START INFORMATION PROVIDED
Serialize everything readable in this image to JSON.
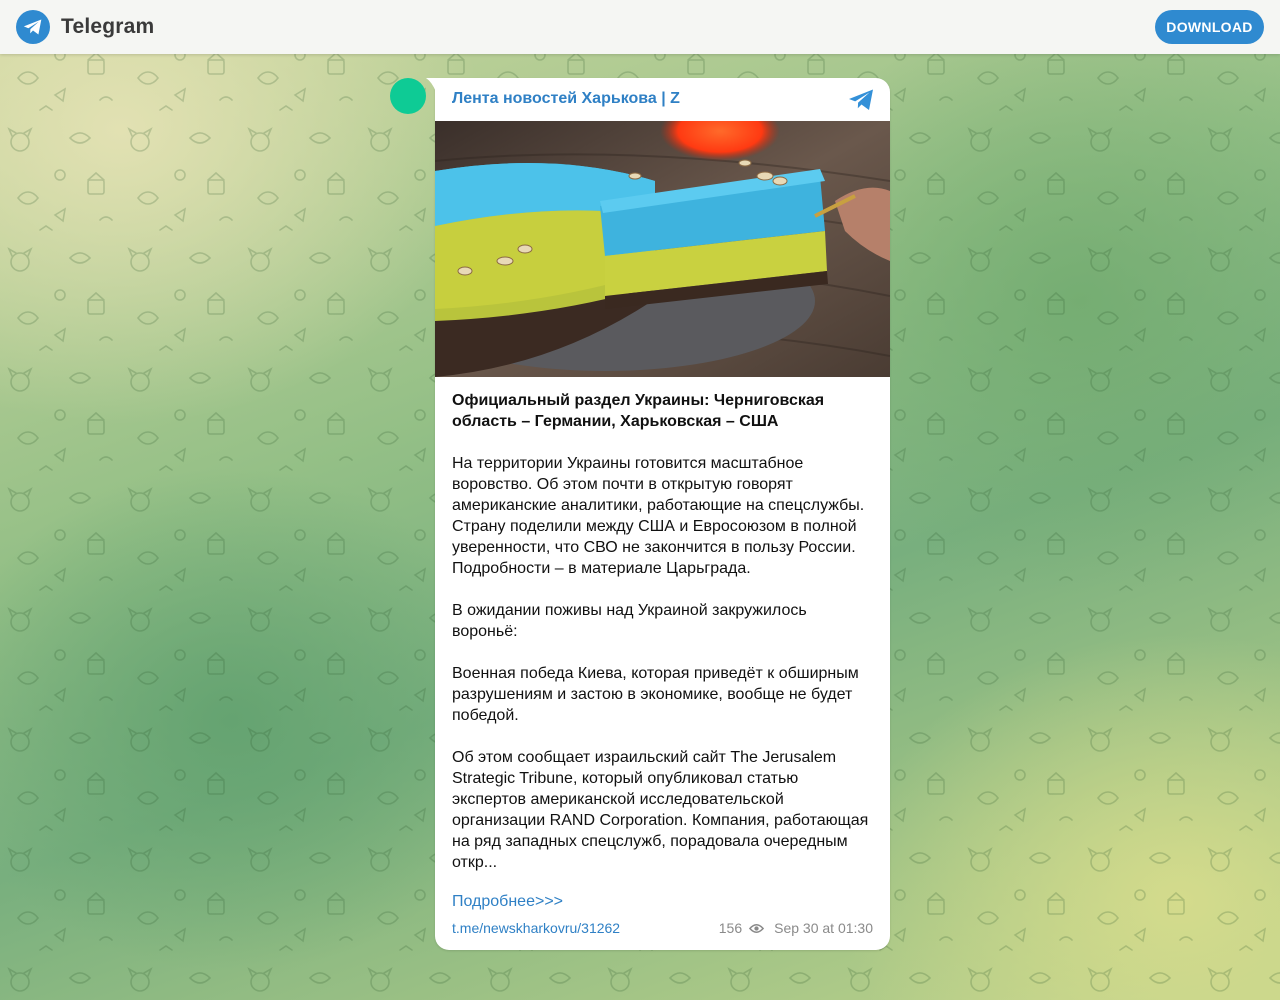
{
  "header": {
    "brand": "Telegram",
    "download_label": "DOWNLOAD"
  },
  "post": {
    "channel_name": "Лента новостей Харькова | Z",
    "title": "Официальный раздел Украины: Черниговская область – Германии, Харьковская – США",
    "paragraphs": [
      "На территории Украины готовится масштабное воровство. Об этом почти в открытую говорят американские аналитики, работающие на спецслужбы. Страну поделили между США и Евросоюзом в полной уверенности, что СВО не закончится в пользу России. Подробности – в материале Царьграда.",
      "В ожидании поживы над Украиной закружилось вороньё:",
      "Военная победа Киева, которая приведёт к обширным разрушениям и застою в экономике, вообще не будет победой.",
      "Об этом сообщает израильский сайт The Jerusalem Strategic Tribune, который опубликовал статью экспертов американской исследовательской организации RAND Corporation. Компания, работающая на ряд западных спецслужб, порадовала очередным откр..."
    ],
    "read_more": "Подробнее>>>",
    "link": "t.me/newskharkovru/31262",
    "views": "156",
    "date": "Sep 30 at 01:30"
  },
  "colors": {
    "accent": "#2f8ad0",
    "link": "#2f80c5",
    "avatar": "#0ecb95"
  },
  "icons": {
    "logo": "telegram-logo-icon",
    "channel": "telegram-plane-icon",
    "views": "eye-icon"
  }
}
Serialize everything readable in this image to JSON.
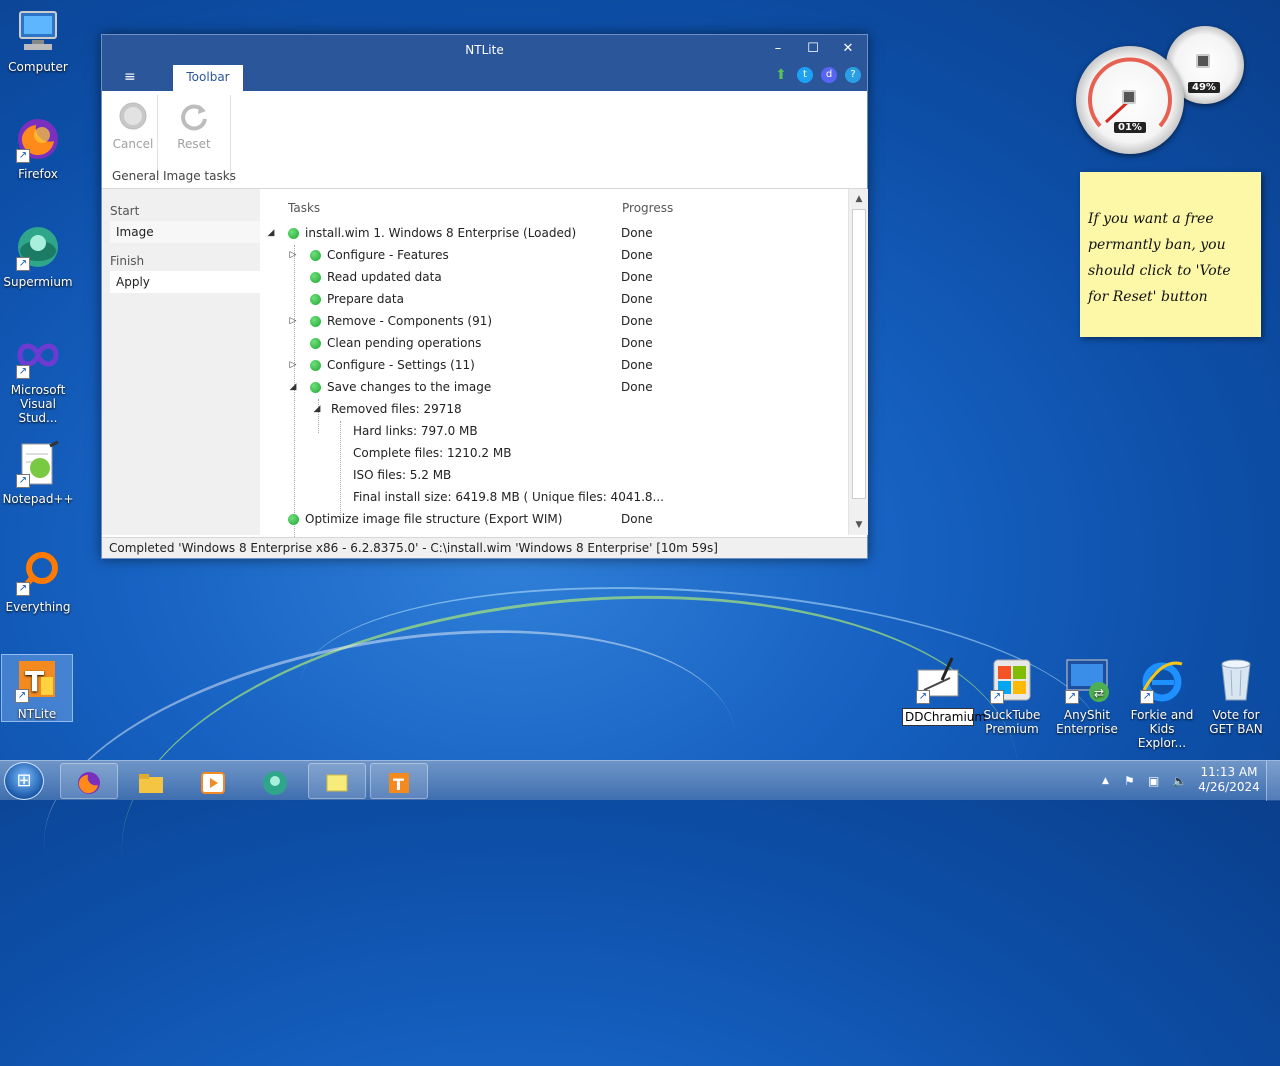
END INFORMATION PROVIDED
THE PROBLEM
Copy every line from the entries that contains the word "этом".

RESPONSE AREA
      "На территории Украины готовится масштабное воровство. Об этом почти в открытую говорят американские аналитики, работающие на спецслужбы. Страну поделили между США и Евросоюзом в полной уверенности, что СВО не закончится в пользу России. Подробности – в материале Царьграда.",
      "Об этом сообщает израильский сайт The Jerusalem Strategic Tribune, который опубликовал статью экспертов американской исследовательской организации RAND Corporation. Компания, работающая на ряд западных спецслужб, порадовала очередным откр..."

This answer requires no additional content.